Due to these potential complications, Lina was kept at the hospital overnight for monitoring. You can and should read the full story here in Lina’s own words. She underwent a stress test a week and a half after the race and it turned out that her heart doesn’t seem to have been damaged at all (whew!). Lina may have a bit of exercise-induced asthma, which combined with the relatively normal phenomenon of rhabdomyolysis (normal among young, competitive distance athletes) during a race, is responsible for landing her in the emergency room.
As with me pushing myself into injury, Lina pushed herself into the above dangerous situation because of those same two qualities: being a non-elite runner, and caring a lot about running performance. I’ve only discussed two examples of how this combination of characteristics can be hazardous, but a quick google search about either of our experiences shows that we are not alone.
So what’s the solution? Since telling myself and others to simply “run smarter” is extremely unhelpful, here’s a list of concrete actions I plan to take to improve my running while protecting myself from, well, myself:
1) Use training plans as general outlines, not absolutes. For example, if I begin a speed workout and realize that I am really struggling to meet my paces, I’ll back off and run a few easy miles instead. On the flip side, if I realize half way through a program that I’m not feeling challenged enough, I will consult more advanced programs and add in one or two of those harder workouts to my existing plan.
2) Train at goal-race pace, but not too much. Most training plans I’ve seen have you train at goal race-pace once or twice a week, and usually during a medium-length run. The problem is that in practice, I often do this race-pace thing too much or too little.
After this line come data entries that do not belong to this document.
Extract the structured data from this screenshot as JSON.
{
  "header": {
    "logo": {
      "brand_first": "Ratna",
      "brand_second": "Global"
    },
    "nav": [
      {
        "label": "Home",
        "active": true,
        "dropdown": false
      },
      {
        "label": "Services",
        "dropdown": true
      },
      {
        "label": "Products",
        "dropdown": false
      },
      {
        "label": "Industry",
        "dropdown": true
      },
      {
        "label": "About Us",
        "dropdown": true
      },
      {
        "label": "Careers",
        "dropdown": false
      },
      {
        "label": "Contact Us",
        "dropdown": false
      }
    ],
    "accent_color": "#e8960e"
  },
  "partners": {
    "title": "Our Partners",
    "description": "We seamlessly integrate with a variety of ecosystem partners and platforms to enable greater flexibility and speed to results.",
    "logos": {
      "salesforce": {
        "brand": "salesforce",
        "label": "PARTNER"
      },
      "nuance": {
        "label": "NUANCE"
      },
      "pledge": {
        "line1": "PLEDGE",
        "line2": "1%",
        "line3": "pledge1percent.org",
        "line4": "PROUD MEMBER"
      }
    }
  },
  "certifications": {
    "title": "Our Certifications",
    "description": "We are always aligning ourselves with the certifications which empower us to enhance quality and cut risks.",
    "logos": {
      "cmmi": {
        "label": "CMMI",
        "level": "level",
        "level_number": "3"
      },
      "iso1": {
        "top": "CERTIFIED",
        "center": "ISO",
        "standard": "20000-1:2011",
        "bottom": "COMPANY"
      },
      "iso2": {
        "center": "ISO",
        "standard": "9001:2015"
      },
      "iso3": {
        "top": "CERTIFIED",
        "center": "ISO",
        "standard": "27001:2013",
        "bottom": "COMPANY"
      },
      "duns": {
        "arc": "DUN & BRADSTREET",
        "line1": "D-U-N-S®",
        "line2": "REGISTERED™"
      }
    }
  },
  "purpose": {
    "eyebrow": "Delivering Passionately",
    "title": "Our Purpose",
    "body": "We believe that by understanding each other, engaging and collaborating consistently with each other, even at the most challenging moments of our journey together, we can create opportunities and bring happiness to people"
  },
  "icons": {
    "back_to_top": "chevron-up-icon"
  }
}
From now on, I’m going to be stricter with myself about when I run at goal race-pace and when I don’t. I’ve read multiple articles recently, like this one, about needing to make ‘hard days harder and easy days easier.’ (Hard days are always race-pace –or-faster workouts, which is how these two things tie together.) If you don’t want to read the full article, here is the main idea:
“Proper ‘easy’ training should feel utterly easy, like there’s no effort at all. And the obsessives don’t like that, not at all. It doesn’t feel like it’s accomplishing anything (No pain, no gain, right?), so the intensity starts to climb. Where it should be an easy 130 heart rate or lower, it’ll start climbing to the aerobic range or higher. Suddenly, what should have been easy days start becoming medium days. But it’s even more insidious than that: these medium days end up being too easy to really stimulate fitness, but too hard to allow complete recovery. It’s this weird no-man’s land that doesn’t accomplish anything good. Which has another major consequence: without the ability to recover sufficiently, the hard days can’t be as hard. Because you can’t do a quality session when you’re tired. So the hard days start becoming medium days as well. And it all goes wrong. ”
This is definitely my biggest mistake, and I vow to change my habits.
3) Consult with more experienced runners. If I’m ever in doubt about a goal or about how my training is progressing, I’m going to fight the urge to pretend I know it all and consult with people who have done it all before.
4) Eat better. I have the tendency to skimp on protein and green stuff in my diet, so I need to make a more concerted effort to get in enough of each essential nutrient. After experiencing first-hand just how much iron (or rather, the lack thereof) was affecting my running, I have started to see that what I eat (not just how much I eat) makes a real difference.
So there you have it. These are the steps I’m going to take to counteract the deadly combination of running (and caring!) while mortal.